Abu Dhabi Book Fair 2021: Lebanese singer Abeer Nehme on how the pandemic gave her a newfound respect for art

The opening session discussed how the pandemic is highlighting the resilience of the arts industry

Abeer Nehme, at Aga Khan Music Awards. courtesy of Aga Khan Music Awards

"What am I doing and does it even matter?"

It's the kind of rumination common to the many creatives who found their profession upended by the pandemic, and set the tone for the first session of the Abu Dhabi International Book Fair.

Running from Sunday, May 23 until Saturday, May 29 at the Abu Dhabi National Exhibition Centre (Adnec), the fair kicked off with an online session discussing some of the challenges artists have faced over the last 15 months.

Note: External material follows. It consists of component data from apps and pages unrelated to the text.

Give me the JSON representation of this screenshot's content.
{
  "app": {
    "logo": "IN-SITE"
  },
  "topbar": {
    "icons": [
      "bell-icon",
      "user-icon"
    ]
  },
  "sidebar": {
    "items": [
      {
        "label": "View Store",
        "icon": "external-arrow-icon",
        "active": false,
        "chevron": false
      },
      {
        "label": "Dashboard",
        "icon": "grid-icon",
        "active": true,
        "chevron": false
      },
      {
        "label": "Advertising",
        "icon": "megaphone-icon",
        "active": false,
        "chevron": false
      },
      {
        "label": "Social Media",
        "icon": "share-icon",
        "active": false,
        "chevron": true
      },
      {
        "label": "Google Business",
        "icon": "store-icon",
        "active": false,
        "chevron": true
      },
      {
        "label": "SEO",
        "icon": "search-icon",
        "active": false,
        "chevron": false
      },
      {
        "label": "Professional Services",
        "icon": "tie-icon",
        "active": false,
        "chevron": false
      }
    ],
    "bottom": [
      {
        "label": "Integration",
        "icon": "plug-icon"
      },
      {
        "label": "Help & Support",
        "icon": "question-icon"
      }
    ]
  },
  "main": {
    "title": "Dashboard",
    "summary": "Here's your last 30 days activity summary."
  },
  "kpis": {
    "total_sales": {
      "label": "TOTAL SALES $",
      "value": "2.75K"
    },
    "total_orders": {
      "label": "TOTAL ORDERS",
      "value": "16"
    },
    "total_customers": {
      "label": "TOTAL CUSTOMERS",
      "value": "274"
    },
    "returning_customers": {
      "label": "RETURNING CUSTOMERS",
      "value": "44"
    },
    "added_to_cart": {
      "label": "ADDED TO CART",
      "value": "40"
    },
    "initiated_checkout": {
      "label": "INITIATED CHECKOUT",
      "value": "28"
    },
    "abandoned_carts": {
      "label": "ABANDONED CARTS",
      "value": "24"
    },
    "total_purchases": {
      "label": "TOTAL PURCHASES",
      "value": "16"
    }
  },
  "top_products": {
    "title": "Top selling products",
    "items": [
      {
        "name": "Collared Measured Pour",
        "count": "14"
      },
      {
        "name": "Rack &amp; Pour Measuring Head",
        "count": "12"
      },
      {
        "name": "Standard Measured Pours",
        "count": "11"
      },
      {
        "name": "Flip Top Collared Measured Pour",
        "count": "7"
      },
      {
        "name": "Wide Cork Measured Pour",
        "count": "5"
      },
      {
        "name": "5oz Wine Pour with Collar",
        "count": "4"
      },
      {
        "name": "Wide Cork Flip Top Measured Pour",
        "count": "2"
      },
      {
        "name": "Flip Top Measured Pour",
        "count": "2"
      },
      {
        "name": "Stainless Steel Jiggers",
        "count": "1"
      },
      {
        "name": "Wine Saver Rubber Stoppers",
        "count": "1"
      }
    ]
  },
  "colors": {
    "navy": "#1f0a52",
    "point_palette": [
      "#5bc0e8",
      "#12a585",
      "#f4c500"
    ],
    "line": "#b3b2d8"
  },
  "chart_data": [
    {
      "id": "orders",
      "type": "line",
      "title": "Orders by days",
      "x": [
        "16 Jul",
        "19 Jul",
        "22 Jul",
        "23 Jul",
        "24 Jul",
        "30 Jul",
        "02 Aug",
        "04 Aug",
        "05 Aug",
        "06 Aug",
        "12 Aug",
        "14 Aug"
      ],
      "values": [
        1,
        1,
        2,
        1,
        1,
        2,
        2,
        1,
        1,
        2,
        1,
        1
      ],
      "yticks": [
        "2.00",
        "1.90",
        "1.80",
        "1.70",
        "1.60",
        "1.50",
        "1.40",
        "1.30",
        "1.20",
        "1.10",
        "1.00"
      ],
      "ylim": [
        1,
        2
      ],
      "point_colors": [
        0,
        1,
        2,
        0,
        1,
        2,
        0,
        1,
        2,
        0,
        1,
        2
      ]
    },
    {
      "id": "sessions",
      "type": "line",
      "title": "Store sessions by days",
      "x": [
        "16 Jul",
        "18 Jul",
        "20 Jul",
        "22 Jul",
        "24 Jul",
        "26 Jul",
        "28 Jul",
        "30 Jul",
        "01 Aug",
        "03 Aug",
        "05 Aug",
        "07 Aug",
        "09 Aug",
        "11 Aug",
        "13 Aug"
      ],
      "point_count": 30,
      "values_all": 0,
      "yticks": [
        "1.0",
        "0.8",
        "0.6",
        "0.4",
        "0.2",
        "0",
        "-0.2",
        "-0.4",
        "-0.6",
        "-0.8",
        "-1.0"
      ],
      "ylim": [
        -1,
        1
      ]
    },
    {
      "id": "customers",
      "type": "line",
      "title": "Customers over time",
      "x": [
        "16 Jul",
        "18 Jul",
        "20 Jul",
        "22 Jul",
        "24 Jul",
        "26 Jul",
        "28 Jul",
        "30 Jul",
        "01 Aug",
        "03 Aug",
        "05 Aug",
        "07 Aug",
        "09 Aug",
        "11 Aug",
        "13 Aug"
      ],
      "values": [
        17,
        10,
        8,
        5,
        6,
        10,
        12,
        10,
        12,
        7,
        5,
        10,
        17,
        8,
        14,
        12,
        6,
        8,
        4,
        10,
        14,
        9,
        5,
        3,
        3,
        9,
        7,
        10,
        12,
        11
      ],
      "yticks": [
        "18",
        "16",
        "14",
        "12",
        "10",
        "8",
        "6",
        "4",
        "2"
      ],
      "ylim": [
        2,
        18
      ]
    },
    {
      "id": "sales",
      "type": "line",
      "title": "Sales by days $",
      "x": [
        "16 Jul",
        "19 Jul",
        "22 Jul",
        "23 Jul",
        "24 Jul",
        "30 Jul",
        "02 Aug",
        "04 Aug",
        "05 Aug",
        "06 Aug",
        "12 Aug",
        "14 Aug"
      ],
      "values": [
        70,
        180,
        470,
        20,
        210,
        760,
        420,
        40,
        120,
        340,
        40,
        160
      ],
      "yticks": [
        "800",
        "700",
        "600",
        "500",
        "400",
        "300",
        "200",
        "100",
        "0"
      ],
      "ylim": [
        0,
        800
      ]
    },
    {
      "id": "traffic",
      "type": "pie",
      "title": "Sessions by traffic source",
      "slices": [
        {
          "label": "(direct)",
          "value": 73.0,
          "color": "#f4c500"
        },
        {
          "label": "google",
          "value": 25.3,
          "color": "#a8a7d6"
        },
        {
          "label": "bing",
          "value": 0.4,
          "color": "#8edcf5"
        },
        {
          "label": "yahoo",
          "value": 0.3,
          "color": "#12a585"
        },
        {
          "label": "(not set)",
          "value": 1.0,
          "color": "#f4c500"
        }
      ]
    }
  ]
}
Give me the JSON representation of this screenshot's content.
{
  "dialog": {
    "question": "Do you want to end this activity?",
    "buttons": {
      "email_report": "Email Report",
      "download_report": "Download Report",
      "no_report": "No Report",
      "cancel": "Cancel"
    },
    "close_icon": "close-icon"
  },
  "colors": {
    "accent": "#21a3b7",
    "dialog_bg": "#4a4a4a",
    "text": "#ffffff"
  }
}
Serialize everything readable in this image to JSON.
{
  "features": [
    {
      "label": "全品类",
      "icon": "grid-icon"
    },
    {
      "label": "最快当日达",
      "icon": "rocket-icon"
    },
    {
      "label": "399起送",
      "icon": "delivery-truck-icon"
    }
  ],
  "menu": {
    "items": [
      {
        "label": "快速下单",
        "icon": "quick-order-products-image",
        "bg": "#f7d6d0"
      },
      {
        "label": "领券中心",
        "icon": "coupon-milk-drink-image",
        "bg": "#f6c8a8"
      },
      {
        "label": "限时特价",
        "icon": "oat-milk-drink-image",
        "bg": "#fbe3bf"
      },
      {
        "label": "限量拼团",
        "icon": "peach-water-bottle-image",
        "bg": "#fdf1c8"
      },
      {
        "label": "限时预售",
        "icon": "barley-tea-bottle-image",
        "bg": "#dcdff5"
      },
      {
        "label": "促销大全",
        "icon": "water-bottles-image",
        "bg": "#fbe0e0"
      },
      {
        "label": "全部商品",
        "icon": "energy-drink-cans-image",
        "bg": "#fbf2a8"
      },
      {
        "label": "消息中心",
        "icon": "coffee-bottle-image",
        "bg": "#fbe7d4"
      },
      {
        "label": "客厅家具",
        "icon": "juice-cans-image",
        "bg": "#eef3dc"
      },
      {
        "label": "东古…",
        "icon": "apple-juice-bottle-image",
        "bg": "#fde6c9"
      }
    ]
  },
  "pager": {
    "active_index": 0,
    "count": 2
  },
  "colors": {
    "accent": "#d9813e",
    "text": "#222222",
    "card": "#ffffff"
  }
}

Providing personal and professional perspectives were Emirati filmmaker and poet Nujoom Al Ghanem, Egyptian actress Lamia Karam and Lebanese singer Abeer Nehme.

All recalled initials bouts of anxiety and disorientation as the pandemic shuttered cultural venues, events and festivals.

“It does take some time to fully grasp what is going on,” Karam said.

“What hit me first was all the things I took for granted. I also live with my mother, who is quite elderly, so the pandemic really made understand even further about my personal responsibilities.”

Getting clarity

For accomplished soprano Nehme, swapping the theatre for a Zoom stage was a big adjustment.

“While this is never ideal, doing some of these shows helped me to get some clarity when it comes to what I do,” she said.

“It made me - and I would say most of us - understand that art is simply not for the sake of entertainment. It does have a value and a message and I am feeling there is newfound respect for it because of the current situation."

Al Ghanem said the pandemic provided ample opportunities for reflection.

“It brings you back into yourself and you discover what other abilities you have but have rarely shown,” she said.

“It all feels like a series of personal challenges that you have to overcome.”

Al Ghanem speaks from personal experience. When the pandemic arrived, she was recovering from an illness that left her housebound for around six months.

“So in a way, I was more ready for self-isolation than others,” she said. “But I realised, I had to keep working and creating to get through this.”

Connection through community

While Al Ghanem planned new film projects and finished an upcoming poetry collection, Karam returned to the stage.

The seasoned actress, who starred along Mohamed Ramadan in the 2019 hit television drama Zelzal and the 2018 film Rehlat Yusuf, did a number of experimental two-person shows in small halls across Cairo.

“It was a beautiful experience because the reception was so unexpected,” she recalled.

“We did these small shows as safe as we could and people came to show their support.

“It was the same experience my colleagues had when they did their shows in other parts of the country.

"There was this sense of happiness that we were out there and still working. That connection with live art is what the audience responded to and missed.”

For Nehme, it became more vital to foster a sense of community with her work. She explained that her song-writing, renowned for its poetry and operatic vocals, took on a more accessible and optimistic turn as a result of the pandemic.

Her new folk song and music video, Byeb'a Nas, is a case in point. Shot in the mountain village of Douma, 80 kilometres from Beirut, the video features the town's residents, families and children in an affecting ode to community.

“It’s a beautiful place because of the people,” she said.

“Even during these difficult times, they are grateful for what they have. Unlike other parts of Lebanon, they don’t leave their community to go to another place for a holiday.

"They live and enjoy themselves there, it was healthy to spend time with them.”

Just keep working

Karam is not biding her time until Egyptian theatres and film sets open in earnest.

The job of a creative is pandemic proof, she said, and there is always avenues to produce interesting and innovative work.

“Just look at TikTok,” she said. “I am telling you, some of the talent that I am seeing there is brilliant. They have the ability to tell a story in their own way. They don’t need to go to a theatre to put on a show, they have an audience everyday on their phone."

The Abu Dhabi International Book Fair will continue throughout the week with a hybrid programme of in-person and digital events.

Discussions will feature regional and international best-selling authors, including US writers Brent Weeks and Mitch Albom, alongside the winners of the International Prize for Arabic Fiction as well historian, poets and diplomats.

The topics covered compliment the eclectic guests, with discussions on international literature and expert insights on the coronavirus pandemic, to the UAE’s future in the world and in outer space.

The fair is also running under stringent safety measures, including only admitting fully vaccinated visitors. Prior registration is required on the fair’s website and mobile phone app, with a maximum of three hours per session.

More information on the Abu Dhabi International Book Fair is available at adbookfair.com